Chile Tortillas Con Queso
Chile Peppers And Heat
I remember the first time I ate a raw Jalapeño. It was like fire against my unseasoned tongue. I was only a teenager and had no idea what to do to relieve the heat in my mouth.
So I made one of the worst decisions of my life! I put my mouth under a kitchen faucet and let water run through it. What I didn’t realize was that the water actually made the whole situation worse. It just moved the un-absorbed Capsaicin in the Jalapeño around my tongue and throat.
Years later I found myself warning my youngest teenage daughter, Stephanie, about the dangers of doing the same thing. We were at a Pollo Loco restaurant in Las Vegas when she did the dastardly deed anyways. I texted and asked her what she did to cure the pain back then and she replied “Possibly (I ate some) rice or bread, but I think I just suffered through it”. Whew!
While writing this article, I likewise posted a chile-experience question to my son, Eric. I asked him if he liked the hot peppers and he flat-out responded “No“! The next response was something about trying a Habanero chile. He recalls the immediate reflex of “screaming” as an end result! The odd thing about him is that it does not bother his psyche to bring back fiery hot chile pepper sauce from visits to New Orleans to give to his friends in New York. Must be his inner Schadenfreude complex!
My oldest daughter, Susan, had a different result with peppers. “I have never screamed eating chili peppers” she said. “I did eat some red salsa that burned my face but was so good I couldn’t stop eating it. I was numb by the time it all ended” she added. Hmm! Hot chile peppers in the salsa?
Chugging water after biting down on a chili pepper will only spread the capsaicin around the inside of your mouth, where it will come in contact with more pain receptors and amp up the burning sensation. Steer clear of beer and soda too—both beverages are mostly water. (…..A glass of milk is probably the best remedy.)
Excerpt from article in Greatist.com by Jeff Cattel
Learning To Accept The Fire
Since then I have learned to accept the fire that comes with chile peppers like Jalapeños, Cayenne Peppers, and Chipotles (Dried Jalapeños). I love the zap and flavor (and heat?) that they add to a meal.
On the flip side, I used to just take flour tortillas and inserted them with shredded cheddar cheese. Folding them over, I would just heat them in the microwave oven for a quick snack. Now I have upped the ante thanks to our farmer friends, Bill and Cindy.

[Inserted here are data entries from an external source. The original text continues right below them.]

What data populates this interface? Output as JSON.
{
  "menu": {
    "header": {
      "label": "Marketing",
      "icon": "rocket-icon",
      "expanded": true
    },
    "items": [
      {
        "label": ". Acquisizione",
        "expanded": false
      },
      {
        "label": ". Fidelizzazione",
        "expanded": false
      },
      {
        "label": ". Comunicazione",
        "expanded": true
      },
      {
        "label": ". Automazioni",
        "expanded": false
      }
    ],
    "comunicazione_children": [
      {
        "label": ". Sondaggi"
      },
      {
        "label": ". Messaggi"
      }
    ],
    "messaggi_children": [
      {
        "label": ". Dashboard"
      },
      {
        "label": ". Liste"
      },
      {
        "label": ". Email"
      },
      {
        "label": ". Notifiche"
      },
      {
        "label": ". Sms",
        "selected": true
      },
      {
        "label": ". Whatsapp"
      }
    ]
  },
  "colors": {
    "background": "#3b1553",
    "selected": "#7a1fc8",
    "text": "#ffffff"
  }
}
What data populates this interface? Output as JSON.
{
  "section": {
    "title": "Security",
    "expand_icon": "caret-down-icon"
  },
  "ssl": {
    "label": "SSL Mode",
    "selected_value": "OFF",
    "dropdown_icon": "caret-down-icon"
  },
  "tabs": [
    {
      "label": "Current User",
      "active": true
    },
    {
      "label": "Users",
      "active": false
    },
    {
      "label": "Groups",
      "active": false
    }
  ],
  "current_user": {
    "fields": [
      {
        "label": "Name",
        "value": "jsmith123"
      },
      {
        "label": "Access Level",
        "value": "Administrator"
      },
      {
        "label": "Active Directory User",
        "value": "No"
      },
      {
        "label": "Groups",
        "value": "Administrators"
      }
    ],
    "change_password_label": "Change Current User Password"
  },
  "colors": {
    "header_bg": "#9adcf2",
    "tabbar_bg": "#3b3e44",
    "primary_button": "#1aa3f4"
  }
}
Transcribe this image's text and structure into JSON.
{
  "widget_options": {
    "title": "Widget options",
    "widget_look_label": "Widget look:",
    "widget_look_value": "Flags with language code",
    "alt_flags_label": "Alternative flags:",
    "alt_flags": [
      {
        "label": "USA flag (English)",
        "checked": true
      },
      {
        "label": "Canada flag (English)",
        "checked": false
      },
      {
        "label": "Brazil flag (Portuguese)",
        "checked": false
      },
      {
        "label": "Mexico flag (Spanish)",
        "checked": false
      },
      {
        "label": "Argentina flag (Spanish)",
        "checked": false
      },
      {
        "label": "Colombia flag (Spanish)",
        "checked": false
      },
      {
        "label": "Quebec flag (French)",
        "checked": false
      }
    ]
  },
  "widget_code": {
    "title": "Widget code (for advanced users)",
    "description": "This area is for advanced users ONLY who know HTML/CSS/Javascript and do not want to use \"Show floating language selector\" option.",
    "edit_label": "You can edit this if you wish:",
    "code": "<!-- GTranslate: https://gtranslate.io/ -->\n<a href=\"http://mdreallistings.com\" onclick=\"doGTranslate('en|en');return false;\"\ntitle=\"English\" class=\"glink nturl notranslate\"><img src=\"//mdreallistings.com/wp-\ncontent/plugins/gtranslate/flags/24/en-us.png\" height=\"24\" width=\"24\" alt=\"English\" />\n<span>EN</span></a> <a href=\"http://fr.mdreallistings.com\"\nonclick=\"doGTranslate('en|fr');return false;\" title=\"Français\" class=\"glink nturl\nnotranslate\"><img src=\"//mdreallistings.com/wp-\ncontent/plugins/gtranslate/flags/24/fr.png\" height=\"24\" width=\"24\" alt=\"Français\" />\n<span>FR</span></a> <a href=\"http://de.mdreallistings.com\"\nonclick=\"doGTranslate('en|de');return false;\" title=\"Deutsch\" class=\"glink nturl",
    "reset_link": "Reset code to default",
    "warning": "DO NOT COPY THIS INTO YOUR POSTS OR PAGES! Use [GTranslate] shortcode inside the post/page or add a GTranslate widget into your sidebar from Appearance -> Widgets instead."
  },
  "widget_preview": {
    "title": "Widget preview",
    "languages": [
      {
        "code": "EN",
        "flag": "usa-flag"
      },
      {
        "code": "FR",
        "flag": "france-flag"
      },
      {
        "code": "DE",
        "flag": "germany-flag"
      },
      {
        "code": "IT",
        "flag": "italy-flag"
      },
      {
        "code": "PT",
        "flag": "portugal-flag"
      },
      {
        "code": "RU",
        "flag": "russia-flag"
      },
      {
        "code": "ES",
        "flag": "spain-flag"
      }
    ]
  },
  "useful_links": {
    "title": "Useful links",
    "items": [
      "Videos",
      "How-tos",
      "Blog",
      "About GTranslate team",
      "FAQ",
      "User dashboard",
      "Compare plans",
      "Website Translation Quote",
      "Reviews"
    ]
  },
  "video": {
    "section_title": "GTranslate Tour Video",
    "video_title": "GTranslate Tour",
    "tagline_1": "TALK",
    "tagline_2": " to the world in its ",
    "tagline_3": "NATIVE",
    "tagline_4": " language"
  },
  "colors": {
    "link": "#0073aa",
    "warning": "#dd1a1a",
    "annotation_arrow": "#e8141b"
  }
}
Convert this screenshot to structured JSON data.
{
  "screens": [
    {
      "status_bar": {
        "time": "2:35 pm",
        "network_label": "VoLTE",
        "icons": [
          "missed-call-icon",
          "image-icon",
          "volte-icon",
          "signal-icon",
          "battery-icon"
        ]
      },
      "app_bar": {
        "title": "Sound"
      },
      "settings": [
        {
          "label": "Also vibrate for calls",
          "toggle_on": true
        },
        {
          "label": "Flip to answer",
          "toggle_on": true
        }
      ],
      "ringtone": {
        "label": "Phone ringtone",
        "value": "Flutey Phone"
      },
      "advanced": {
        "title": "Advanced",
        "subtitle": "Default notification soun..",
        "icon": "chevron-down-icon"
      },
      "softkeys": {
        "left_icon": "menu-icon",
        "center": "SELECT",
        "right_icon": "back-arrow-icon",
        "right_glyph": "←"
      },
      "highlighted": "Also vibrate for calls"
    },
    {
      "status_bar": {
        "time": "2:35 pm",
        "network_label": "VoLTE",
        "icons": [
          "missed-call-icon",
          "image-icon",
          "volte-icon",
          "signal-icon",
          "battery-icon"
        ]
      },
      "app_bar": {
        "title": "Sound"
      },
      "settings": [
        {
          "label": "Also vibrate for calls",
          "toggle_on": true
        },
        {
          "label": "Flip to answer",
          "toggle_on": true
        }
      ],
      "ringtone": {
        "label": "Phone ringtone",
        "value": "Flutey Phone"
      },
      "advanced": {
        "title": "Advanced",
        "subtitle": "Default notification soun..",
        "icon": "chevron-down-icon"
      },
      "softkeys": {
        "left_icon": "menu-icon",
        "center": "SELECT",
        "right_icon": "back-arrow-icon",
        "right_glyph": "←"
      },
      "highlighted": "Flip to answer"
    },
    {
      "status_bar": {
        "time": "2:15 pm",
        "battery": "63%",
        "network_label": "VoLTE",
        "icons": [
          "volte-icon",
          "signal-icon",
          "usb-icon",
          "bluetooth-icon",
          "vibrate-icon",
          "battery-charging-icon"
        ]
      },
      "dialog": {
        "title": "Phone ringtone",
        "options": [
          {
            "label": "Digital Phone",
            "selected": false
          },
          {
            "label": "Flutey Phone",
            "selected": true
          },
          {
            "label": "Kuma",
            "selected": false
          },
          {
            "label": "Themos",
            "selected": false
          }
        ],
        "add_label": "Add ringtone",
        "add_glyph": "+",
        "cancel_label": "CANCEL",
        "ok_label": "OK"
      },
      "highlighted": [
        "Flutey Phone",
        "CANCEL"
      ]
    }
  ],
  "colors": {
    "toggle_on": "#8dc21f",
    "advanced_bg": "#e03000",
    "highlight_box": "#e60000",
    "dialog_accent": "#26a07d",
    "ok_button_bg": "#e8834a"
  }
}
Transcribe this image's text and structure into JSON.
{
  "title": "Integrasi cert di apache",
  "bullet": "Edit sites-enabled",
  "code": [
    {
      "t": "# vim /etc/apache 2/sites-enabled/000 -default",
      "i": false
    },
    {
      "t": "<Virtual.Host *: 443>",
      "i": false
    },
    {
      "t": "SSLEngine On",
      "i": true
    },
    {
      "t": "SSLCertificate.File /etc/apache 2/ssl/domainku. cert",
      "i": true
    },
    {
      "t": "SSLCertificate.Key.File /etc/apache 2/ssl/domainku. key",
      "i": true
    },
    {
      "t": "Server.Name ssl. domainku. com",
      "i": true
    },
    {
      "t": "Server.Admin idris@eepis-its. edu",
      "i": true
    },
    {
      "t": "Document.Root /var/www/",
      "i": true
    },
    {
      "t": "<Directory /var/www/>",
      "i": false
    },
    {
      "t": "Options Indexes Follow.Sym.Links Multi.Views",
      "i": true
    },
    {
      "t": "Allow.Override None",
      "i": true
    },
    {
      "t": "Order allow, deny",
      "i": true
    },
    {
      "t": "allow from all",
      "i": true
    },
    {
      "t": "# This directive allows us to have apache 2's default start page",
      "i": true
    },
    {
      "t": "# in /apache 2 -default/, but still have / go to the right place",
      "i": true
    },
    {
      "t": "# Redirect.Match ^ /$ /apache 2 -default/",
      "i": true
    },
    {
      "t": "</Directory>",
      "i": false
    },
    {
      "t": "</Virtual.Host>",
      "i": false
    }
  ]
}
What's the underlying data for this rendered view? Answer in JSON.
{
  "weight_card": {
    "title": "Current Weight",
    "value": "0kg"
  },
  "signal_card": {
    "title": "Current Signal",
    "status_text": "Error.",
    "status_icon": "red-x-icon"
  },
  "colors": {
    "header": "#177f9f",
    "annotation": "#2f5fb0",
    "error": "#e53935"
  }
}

They have given us bags of chile peppers grown on their mini-farm just north of us in Darlington, Florida. In the mix are those Jalapeños, Cayennes, and also the much milder Banana Peppers. Those spicy “accoutrements” are now going into my cheese-filled tortillas. The following recipe is a simple but a tasty way to make this easy-fix meal.
- Large Flour Tortillas
- Shredded Cheddar Cheese
- Choice of Jalapeño, Cayenne, Chipotle, or Banana Peppers
- Homemade or Herdez Salsa (Optional)
- Cilantro (Optional)
- Sour Cream (as a side)
- Begin by heating a flat-surfaced electric griddle on high while doing prep.
- Take one large flour tortilla and spread cheddar cheese on one half.
- Take chile peppers and split down the middle with knife, leaving seeds intact if they are Banana Peppers. If you choose Jalapeños, or hotter peppers, keep in mind that a lot of the fire is in the seeds.
- Group them together and dice.
- Spread the pieces out over the cheese
- Add salsa and/or cilantro if desired (for extra flavor).
- Fold over tortilla and crease the edge.
- Heat tortilla combo in microwave oven (30 secs for 1, and 60 secs for 2).
- Remove heated tortilla(s).
- Place on hot griddle for 1 minute on each side and remove.
- Cut into wedges and serve with sour cream and/or salsa on the side.
The Banana Peppers add flavor without the heat. Jalapeños and the Cayennes add a nice amount of heat to the flavor. I haven’t tried Habaneros yet, but may do so when I have the guts to experiment and a large glass of ice-cold milk on the side.
I think, with a little experimentation, I could turn this recipe into handheld-style Nachos. Throwing in some black olives or black beans (no meat to keep it simple) might do the trick. Who knows until you try!